140Fx12 hours, or until pinch is passed…I pronounce this pork cured, and cooked
- After Sous Vide processing, your section of pork belly will look like this.
- When you cut into it, you will see the characteristic pink hue. The color is NOT caused by dyes of any kind (a common misconception) but is the result of the chemical reaction between the muscle and the sodium ions.
- If you’re like me, you stop here and do a taste test. After all, well, never mind. Fry some, just like bacon. I like to sprinkle a little cracked pepper on it.
- Which is what I did, just like bacon.
- It worked.
- The pork belly is cooked, safe, and can be sliced and fried just like bacon or pancetta. It can also be smoked low, as they say, @225 for an hour or two, and it will pick up a lot of smoke flavor. There’s no shame in painting a little liquid smoke on there, either. Really, it’s okay.

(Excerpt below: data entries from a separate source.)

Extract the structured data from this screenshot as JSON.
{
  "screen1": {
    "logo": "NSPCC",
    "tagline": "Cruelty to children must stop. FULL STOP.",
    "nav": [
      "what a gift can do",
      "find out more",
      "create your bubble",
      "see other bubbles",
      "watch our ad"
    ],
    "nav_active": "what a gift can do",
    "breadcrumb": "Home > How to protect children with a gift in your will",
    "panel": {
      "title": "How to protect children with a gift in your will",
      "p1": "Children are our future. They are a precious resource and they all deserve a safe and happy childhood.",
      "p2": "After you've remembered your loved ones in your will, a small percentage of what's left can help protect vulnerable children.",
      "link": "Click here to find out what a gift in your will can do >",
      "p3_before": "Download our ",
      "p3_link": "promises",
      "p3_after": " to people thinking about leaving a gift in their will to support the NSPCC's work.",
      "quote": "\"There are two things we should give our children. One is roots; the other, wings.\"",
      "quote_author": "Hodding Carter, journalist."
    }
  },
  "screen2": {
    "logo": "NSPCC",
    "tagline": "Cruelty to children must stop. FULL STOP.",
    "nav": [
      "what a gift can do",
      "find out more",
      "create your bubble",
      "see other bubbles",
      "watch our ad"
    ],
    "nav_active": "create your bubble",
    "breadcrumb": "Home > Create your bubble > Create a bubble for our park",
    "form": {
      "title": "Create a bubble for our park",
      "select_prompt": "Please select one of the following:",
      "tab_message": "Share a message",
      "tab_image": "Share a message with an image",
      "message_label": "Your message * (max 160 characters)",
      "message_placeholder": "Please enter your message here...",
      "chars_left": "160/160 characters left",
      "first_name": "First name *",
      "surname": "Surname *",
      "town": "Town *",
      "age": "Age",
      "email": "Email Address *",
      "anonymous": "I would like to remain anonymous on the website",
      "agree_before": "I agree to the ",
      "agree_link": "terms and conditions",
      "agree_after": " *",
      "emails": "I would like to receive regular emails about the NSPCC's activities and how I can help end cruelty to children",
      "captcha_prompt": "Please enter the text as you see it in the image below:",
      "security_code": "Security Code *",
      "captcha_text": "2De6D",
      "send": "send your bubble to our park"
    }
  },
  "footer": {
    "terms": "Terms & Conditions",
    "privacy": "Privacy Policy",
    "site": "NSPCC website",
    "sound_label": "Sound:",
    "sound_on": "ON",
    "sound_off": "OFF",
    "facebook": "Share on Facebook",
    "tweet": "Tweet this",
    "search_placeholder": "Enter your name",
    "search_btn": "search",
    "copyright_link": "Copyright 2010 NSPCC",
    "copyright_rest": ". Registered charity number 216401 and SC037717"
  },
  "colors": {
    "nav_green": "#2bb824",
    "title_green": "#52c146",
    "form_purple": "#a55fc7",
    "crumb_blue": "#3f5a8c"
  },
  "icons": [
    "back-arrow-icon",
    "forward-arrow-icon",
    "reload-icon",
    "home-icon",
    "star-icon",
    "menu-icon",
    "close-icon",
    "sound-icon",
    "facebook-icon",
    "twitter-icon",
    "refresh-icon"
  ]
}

- I’m going to create a rub crust using equal amounts of the four spices pictured above, including garlic powder, which is under the fennel seeds. Do not use a rub with salt–it’s already in the meat.

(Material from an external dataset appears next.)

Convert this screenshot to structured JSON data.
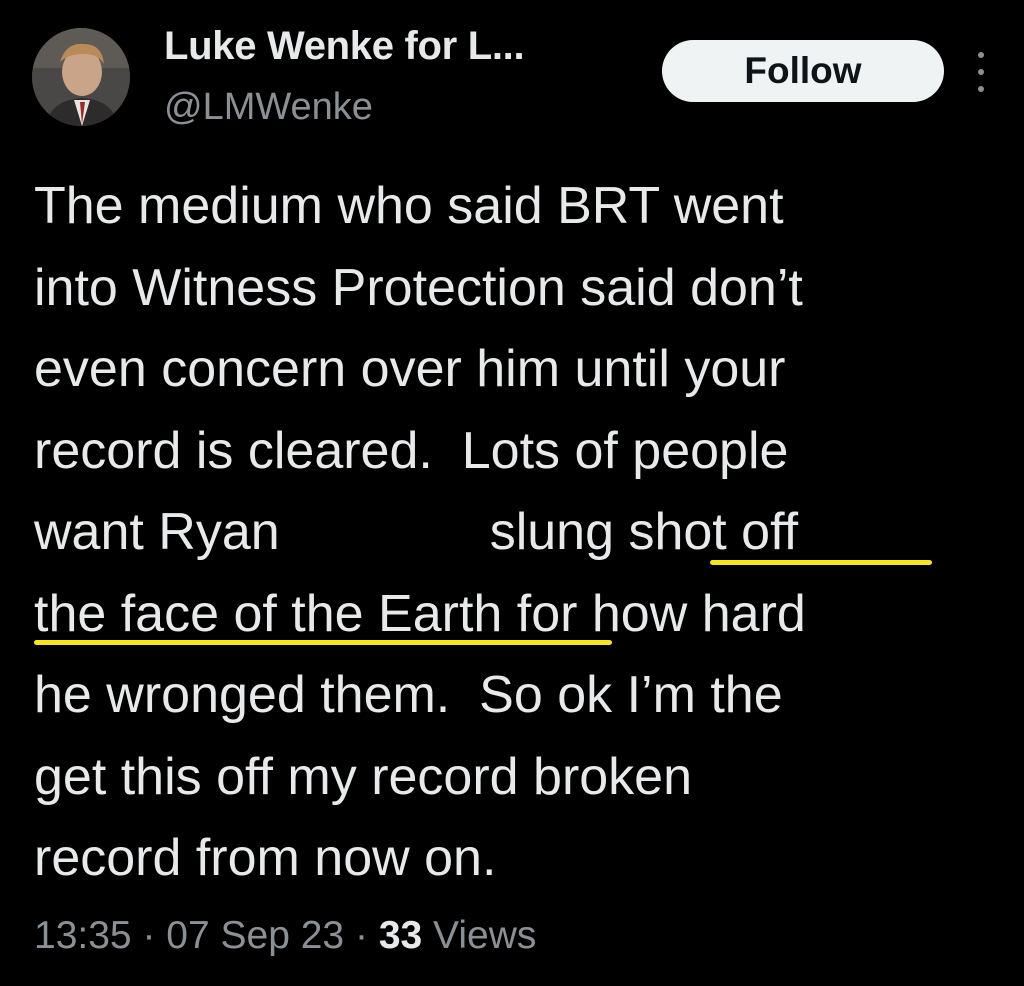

- The smoked paprika will be the most visible.
- Here’s the secret part. Keep an open mind. Sprinkle the top (or the whole thing) with flour, which will stick to the slightly moist surface.
- Separate an egg, and save the yolk for something else. Covered with a few drops of water, it will keep in the fridge for at least three days.

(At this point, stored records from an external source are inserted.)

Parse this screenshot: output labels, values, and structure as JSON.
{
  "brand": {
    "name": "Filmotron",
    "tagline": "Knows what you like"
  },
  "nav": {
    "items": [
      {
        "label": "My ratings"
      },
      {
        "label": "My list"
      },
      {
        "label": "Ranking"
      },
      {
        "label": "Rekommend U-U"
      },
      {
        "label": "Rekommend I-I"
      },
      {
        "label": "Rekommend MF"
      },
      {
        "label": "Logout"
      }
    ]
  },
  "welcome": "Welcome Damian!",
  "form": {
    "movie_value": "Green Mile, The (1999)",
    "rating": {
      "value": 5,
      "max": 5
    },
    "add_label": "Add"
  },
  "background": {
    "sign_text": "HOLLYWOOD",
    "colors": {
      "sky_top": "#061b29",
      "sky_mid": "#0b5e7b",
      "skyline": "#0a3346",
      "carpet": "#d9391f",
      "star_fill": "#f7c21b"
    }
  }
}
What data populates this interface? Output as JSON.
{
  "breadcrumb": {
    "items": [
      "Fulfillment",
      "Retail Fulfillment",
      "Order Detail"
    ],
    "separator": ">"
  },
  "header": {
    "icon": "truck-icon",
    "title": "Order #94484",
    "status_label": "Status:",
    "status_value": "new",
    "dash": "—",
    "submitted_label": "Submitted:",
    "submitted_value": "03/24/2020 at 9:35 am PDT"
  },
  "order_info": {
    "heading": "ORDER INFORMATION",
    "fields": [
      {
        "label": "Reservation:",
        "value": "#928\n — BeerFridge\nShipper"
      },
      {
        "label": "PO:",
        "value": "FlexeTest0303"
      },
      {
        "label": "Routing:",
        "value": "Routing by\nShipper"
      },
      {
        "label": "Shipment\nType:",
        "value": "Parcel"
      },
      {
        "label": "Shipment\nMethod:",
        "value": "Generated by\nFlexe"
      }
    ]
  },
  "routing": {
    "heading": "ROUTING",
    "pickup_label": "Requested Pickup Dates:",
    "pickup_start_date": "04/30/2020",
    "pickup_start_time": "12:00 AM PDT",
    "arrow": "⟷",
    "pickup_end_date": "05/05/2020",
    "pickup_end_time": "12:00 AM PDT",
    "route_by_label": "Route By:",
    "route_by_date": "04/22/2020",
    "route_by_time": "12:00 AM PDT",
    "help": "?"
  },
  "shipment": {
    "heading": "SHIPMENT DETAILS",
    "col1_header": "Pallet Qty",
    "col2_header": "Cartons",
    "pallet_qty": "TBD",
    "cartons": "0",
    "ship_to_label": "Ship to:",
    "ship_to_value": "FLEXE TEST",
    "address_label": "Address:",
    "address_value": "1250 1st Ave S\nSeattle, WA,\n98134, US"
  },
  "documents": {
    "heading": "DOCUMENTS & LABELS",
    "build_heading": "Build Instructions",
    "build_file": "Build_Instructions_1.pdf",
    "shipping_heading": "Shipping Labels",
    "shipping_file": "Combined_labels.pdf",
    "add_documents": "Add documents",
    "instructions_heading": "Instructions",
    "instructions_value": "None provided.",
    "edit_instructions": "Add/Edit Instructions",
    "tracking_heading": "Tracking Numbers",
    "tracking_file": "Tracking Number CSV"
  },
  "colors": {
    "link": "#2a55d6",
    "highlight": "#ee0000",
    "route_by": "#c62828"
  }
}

- Beat the egg white a little bit, and paint the meat with it. This will create a very sticky surface.
We have sprinkles in the forecast
- Sprinkle generously with your rub.
- I even drizzled with a little paprika oil, it will help dissolve the crust.
Maybe just a steady drizzle
- Using a sharp boning knife, score the top, cut about 1/4″ deep, in both angular directions.
- Like this, you can see the hash marks.
- Until you get the marks all the way across. This is so simple but really creates a vibrant visual effect after roasting.
- Okay, we’re almost ready to hit the oven.
- After just those few minutes, you can see the oil has dissolved into the crust.
And this is what you get.
- I turned on the flash attachment to really emphasize the textured surface.
- Now comes the fun part. You can carve and eat as it is, but, usually, I put it in a plastic bag and shock it down to 70F, then refrigerate.
- I sliced a SousVide Onion, 183Fx1 hour, to make some onion rings. A little bit of vinegar to acidulate, salt, drain, and toss in flour until well coated. Then, of course, deep fried.
- A little dollop of sweet and sour pear butter, which is a little bit like apple butter. The pears are cooked down with sugar and vinegar, and finished with butter. The Spanish make a similar thing called Membrillo, which is made from quince.
- A few drops of balsamic syrup or kecap manis, and you’re in business.
- We’re developing a Sous Vide Macaroni and Cheese method, but, even with the familiar variations, it’s a great combination. Cheddar, American, Velveeta, Canned, no shame in any of them.
- A fancy presentation isn’t necessary, but using the crisp fried pork belly cut into different shapes can work.
- A harvest relish with corn and orange bell peppers, some olives, a little parsley pesto, paprika oil, again, any dark syrup — even molasses — a little bit goes a long way.
Posts to the site are living, breathing things, and I update them as I develop variants. Try to keep it all fresh.